3.26 In view of the issues with the manufacturer's model, the ERG did not consider it appropriate to carry out an exploratory analysis using the manufacturer's model. The ERG specified that it was not possible to incorporate alternative survival projections into the model because it had been structured around the use of hazard ratios to generate survival estimates rather than using directly obtained estimates.
3.27 Because of the technical issues with the mixed treatment comparison, the ERG carried out an exploratory analysis to obtain an approximate estimate of the ICER for afatinib compared with combination chemotherapy. The results for the intention-to-treat population from LUX-Lung 3 showed that afatinib was associated with an ICER of £39,300 per QALY gained compared with pemetrexed plus cisplatin. The results for the non-Asian population showed that afatinib was associated with an ICER of £23,700 per QALY gained compared with pemetrexed plus cisplatin. The ERG concluded that the combination of patient access scheme pricing and use of data from the non-Asian subgroup of LUX-Lung 3 is likely to indicate that afatinib is cost effective compared with pemetrexed plus cisplatin in a predominantly white population of EGFR-positive patients.
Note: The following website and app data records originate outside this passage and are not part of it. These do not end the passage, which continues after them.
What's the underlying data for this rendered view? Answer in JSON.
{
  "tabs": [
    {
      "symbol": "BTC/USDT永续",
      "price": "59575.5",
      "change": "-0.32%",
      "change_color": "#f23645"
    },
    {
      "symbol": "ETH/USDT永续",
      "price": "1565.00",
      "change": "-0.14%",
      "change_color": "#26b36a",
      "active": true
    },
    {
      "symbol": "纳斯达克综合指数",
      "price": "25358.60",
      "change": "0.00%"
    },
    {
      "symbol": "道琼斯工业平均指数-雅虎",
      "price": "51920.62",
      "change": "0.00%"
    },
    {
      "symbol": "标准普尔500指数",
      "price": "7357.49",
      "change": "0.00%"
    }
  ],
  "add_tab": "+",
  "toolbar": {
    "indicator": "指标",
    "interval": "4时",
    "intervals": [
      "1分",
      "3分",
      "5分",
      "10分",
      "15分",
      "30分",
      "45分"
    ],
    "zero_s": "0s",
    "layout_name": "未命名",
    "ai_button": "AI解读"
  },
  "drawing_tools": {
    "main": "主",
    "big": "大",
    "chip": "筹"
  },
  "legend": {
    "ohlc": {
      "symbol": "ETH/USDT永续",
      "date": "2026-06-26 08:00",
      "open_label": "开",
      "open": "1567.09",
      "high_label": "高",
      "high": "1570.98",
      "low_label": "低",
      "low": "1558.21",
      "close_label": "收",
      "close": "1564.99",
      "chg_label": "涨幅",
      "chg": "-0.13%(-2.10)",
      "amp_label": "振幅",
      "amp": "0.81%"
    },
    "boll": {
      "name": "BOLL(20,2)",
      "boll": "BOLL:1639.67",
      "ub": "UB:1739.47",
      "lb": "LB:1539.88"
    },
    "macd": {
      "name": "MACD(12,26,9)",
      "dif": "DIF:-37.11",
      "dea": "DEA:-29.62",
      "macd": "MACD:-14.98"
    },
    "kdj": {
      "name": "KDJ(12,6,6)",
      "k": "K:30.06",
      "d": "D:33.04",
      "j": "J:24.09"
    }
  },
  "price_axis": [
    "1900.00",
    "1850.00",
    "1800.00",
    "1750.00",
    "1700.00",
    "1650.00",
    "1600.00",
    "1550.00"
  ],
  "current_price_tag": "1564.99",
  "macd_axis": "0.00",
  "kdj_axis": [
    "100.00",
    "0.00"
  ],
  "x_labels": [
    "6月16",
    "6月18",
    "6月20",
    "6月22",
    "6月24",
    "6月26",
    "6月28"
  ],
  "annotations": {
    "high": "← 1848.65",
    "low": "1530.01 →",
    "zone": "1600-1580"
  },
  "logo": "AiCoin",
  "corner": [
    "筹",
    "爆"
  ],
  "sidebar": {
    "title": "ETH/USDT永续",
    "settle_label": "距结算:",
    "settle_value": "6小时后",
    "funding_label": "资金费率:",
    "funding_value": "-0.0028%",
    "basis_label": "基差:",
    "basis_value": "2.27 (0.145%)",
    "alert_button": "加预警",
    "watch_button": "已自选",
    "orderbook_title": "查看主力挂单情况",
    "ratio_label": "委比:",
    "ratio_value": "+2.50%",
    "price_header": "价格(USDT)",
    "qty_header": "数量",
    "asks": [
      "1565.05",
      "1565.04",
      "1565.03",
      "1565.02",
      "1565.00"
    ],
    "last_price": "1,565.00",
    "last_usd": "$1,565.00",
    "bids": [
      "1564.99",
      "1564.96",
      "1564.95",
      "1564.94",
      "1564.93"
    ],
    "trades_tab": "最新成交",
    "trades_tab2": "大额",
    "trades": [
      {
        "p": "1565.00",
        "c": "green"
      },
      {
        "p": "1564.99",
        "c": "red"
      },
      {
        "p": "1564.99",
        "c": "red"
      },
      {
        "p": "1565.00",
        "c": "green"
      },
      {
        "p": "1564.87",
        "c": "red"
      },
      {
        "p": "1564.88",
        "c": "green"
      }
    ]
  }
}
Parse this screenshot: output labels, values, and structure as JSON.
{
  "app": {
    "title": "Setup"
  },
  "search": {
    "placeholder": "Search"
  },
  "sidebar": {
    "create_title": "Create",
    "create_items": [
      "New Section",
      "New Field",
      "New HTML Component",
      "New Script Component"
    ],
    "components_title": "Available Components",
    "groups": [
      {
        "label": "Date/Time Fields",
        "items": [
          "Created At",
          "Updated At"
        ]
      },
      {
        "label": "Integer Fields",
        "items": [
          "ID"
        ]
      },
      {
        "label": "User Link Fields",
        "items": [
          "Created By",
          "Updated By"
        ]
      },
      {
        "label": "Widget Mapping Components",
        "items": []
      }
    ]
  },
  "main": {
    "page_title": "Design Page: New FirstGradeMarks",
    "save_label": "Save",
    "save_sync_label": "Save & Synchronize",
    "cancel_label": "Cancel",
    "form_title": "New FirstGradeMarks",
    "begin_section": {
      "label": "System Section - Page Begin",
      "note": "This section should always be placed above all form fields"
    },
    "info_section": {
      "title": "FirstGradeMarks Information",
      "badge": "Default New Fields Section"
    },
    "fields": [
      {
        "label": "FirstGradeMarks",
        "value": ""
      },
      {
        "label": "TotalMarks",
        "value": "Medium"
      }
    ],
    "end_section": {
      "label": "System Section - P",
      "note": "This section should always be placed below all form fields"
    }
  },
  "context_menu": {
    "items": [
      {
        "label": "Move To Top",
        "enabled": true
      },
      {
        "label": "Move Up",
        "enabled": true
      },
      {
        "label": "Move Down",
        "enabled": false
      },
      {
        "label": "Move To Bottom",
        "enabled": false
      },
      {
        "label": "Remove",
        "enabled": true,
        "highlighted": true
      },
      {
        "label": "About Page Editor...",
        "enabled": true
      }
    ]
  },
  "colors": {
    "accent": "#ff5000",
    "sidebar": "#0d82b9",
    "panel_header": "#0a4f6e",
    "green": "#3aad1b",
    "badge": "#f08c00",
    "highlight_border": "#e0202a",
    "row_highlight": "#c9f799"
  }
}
3.28 The ERG also carried out a cost analysis of afatinib, erlotinib and gefitinib incorporating the patient access schemes which have been agreed by the Department of Health. Two separate analyses were undertaken, which differed with regards to the assumption of effectiveness. The first analysis assumed that patients experience the same overall survival hazard profile as experienced in the LUX-Lung 3 trial, but experience the individual progression-free survival hazard profile from the key clinical trial for each treatment (that is, IPASS for gefitinib, EURTAC for erlotinib and LUX-Lung 3 for afatinib). The second analysis assumed that patients experience both the same overall survival and progression-free survival hazard profiles as experienced in the LUX-Lung 3 trial, irrespective of treatment. Given the discounts of the patient access schemes for both afatinib and erlotinib are commercial in confidence, the results of the cost comparison cannot be presented here. The estimated cost per patient of gefitinib was £11,886 using the progression-free survival estimate from the IPASS trial and the same overall survival as afatinib, and £12,069 assuming the same overall survival and progression-free survival as afatinib.